Some information taken from Referee.com article 1/22/19
Softball is played without a clock but increasing game times are very much on the minds of many involved with overseeing the game, particularly at those upper levels where television contracts and drawing fans into seats are big concerns. For a game that does not run on a clock, softball is a game that benefits from a certain pace of play. Not that it needs to be rushed, but there is both game time and dead time that needs to be managed better. And, as umpires, we’re not getting paid by the minute.
Good game flow comes from being aware of what is happening, using the rules we have been given to manage a good pace of the game, and applying them with common sense. A game with good flow has these characteristics:
• Game moves along, few delays
• Stays on schedule
• Players playing, hustling onto / off of the diamond
• Pitchers working ahead of batters primarily
• Hitters swinging the bat, not “taking” too many pitches
• Fielders making the plays, few or no errors
• Good ball rotation (on balls hit out of play, etc.)
Managing the game flow
This involves knowing over what you have control and what is out of your control.
An umpire can control:
• Game ball rotation
• Conference length
• Efficient coach interaction
• Rule & Mechanics Knowledge
• Umpire-to-Umpire non-verbal communication
Out of our control:
• Numerous walks, hits and errors, runs.
• Pitching accuracy
• Field issues
• Substitutions, pitching changes
Tools we have for game flow
• A few rules – pitcher’s time between pitches, warm-up pitches allowed, batter in box, no huddle defense, Media format when used in the game, …
• Warnings regarding questions on strike zones and judgement calls
• Managing delays, awareness
• Our own demeanor, presence, focus and hustle
From Referee.com (some items already mentioned above)
Remain diligent to keep the game moving

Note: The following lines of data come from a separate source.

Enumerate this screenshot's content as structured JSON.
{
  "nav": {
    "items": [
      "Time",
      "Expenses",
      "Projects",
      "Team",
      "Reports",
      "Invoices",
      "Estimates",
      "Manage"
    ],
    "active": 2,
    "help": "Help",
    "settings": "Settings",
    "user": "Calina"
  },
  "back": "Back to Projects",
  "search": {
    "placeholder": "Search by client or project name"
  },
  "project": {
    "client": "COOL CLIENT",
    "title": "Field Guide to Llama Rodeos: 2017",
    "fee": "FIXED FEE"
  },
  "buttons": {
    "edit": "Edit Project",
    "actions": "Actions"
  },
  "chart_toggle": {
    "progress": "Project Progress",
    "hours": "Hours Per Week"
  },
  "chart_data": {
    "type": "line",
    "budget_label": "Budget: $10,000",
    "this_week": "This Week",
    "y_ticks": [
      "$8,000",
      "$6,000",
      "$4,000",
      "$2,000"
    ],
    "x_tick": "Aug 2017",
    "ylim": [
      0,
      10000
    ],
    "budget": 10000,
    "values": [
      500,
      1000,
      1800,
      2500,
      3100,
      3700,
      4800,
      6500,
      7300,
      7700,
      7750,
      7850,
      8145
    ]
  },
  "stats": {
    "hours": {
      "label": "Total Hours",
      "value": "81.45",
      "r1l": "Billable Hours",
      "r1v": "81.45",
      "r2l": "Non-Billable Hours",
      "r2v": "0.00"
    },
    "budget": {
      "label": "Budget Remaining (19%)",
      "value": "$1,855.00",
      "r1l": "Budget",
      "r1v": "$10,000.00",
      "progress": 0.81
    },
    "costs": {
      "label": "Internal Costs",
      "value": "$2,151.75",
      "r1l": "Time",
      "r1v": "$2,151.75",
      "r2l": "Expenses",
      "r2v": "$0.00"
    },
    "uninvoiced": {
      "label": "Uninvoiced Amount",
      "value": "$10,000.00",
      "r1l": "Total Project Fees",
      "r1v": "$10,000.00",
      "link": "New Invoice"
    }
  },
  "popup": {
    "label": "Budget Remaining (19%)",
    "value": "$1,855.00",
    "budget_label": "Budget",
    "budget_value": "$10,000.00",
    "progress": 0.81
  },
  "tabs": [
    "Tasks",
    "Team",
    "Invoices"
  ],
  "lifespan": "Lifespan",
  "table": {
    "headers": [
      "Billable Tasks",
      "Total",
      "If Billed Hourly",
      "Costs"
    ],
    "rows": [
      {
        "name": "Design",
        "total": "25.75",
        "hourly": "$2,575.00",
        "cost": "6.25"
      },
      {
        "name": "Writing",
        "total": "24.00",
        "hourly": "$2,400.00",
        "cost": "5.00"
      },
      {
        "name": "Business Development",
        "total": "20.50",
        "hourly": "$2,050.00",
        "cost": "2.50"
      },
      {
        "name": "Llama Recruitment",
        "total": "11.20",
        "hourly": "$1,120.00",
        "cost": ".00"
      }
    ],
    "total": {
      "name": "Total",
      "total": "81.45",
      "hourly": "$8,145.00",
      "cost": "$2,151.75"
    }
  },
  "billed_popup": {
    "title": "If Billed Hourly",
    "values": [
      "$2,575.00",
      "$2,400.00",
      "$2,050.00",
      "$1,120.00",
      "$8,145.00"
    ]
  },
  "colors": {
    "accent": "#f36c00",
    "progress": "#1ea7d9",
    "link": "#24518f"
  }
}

While there are many things outside the control of umpires, there are matters under the rules upon which umpires should remain diligent to keep the game moving appropriately. These include:
• Enforce the time limits between half-innings if appropriate. Count the pitches and let the catcher know, “Catcher, one more and then take it down.” Show how many more pitches to the pitcher and on-deck batter, so everyone knows to be ready in two pitches.
• Don’t wait until you run out of softballs to alert a coach or attendant that you’re low.
• Make sure batters are staying close to the box and they know you have the 10-second clock going. Making them aware that you will call a strike tends to solve the problem.
• Show some hustle. Jog back to the plate after breaking up a conference at the mound. (And don’t let those conferences stretch endlessly; break them up after a reasonable time.) As the base umpire, after the third out, jog out to your between-inning spot in the outfield. Being a model for hustle will often inspire players to show a little hustle themselves — they don’t want to seem slower and less inspired than the umpires.
• Between innings, do not get together needlessly with your partner(s). Count the warmup pitches and get the game moving. If the plate umpire needs to take a substitution, the base umpire should count the pitches and flash the number remaining (or whatever prearranged signal was worked out before the game, such as a winding of a finger) once the plate umpire is done noting the lineup changes.
• At levels where stopwatches are required, make sure they’re not forgotten in an equipment bag.
• Enforce the rules regarding time to deliver pitches. Know the rule, manage it with common sense, know when to apply it, and be ready with a good explanation for the ensuing argument, which must be very short.
Innings may not run on a clock, but the game benefits from moving along at a certain pace. Umpires should make sure they’re enforcing the rules that help keep that pace going.